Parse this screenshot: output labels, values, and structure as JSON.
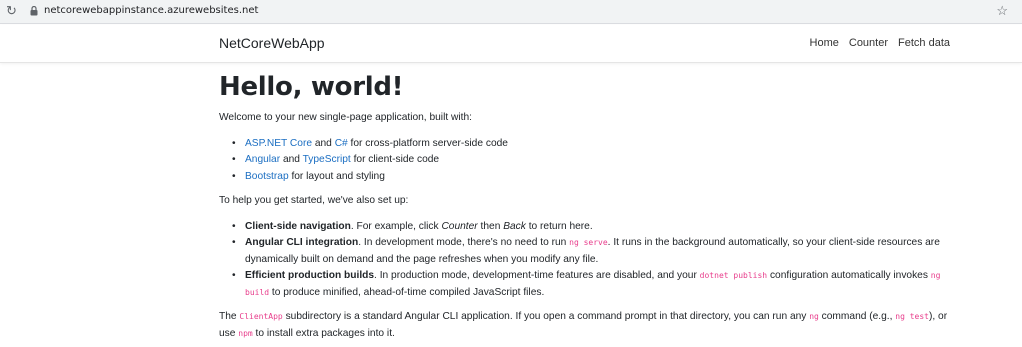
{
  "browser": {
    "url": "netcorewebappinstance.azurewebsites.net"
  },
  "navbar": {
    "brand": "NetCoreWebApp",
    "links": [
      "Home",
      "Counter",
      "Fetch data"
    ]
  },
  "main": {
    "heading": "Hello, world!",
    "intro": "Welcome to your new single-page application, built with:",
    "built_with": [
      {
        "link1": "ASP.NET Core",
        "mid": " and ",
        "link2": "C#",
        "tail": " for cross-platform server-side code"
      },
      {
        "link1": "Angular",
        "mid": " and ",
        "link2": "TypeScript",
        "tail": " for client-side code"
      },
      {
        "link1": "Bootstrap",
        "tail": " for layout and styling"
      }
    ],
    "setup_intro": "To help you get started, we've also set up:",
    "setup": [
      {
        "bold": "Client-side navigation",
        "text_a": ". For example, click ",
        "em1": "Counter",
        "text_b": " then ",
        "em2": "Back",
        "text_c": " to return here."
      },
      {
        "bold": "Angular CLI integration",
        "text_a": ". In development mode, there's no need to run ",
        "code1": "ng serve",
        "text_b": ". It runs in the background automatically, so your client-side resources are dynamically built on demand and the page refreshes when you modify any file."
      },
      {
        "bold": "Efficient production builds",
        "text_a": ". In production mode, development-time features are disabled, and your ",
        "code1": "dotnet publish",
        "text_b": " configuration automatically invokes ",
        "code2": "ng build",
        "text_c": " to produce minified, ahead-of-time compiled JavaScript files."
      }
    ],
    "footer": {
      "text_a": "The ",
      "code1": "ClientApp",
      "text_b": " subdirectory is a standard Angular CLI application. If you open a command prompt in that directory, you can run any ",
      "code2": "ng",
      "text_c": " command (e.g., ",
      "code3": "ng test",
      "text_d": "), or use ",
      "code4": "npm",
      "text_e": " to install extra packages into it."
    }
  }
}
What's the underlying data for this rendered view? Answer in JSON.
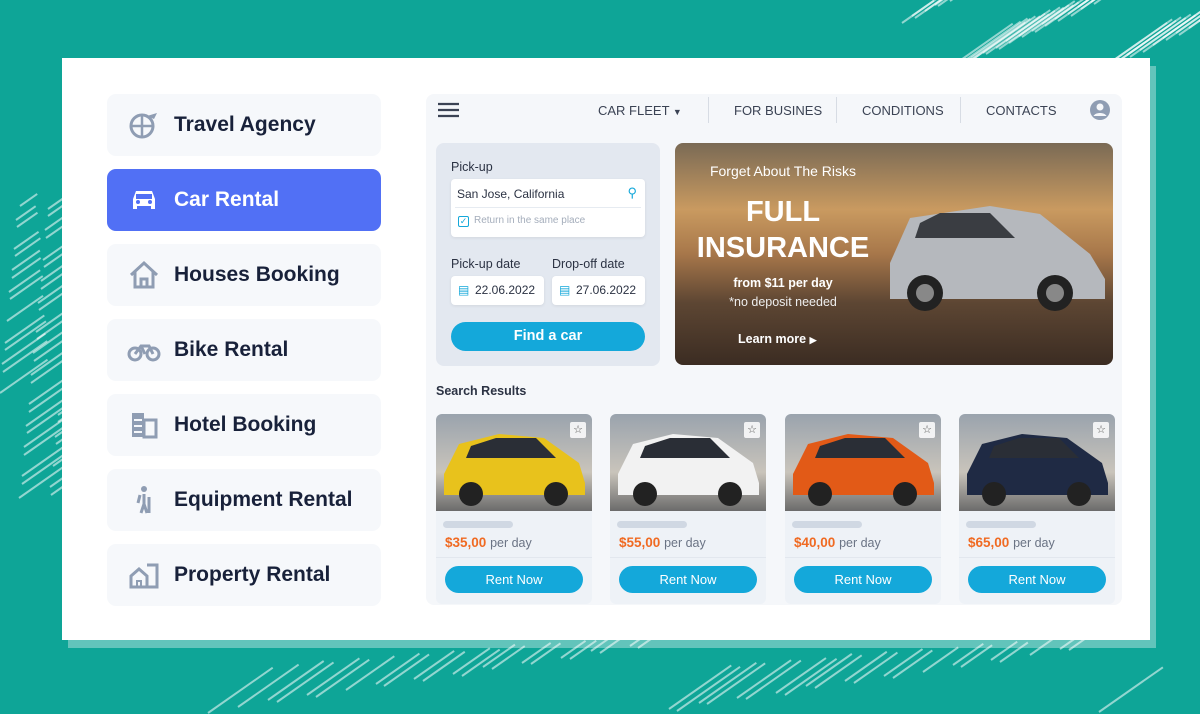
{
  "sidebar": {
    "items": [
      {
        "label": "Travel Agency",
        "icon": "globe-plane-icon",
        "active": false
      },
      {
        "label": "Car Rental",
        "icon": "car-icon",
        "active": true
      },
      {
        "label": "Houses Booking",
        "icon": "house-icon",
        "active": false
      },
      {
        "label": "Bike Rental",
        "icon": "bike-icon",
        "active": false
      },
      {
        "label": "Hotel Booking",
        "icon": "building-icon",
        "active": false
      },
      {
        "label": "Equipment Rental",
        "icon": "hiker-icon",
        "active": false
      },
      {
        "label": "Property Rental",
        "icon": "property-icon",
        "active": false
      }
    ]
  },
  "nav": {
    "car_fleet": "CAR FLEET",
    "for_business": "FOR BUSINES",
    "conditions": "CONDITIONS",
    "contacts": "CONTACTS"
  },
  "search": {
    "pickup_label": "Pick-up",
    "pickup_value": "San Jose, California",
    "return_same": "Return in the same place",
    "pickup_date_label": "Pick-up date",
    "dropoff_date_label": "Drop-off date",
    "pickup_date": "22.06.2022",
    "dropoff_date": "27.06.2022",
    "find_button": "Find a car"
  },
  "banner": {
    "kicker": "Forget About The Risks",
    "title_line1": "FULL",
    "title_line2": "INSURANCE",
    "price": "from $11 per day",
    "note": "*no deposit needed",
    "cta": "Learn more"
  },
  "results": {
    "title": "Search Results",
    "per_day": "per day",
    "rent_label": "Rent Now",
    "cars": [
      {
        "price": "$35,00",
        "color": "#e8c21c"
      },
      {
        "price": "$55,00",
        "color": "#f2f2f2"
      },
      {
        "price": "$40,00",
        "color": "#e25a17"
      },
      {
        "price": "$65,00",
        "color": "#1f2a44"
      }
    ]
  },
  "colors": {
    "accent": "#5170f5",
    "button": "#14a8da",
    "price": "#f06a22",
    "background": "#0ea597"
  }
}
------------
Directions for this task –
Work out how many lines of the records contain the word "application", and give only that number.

Result of the task –
2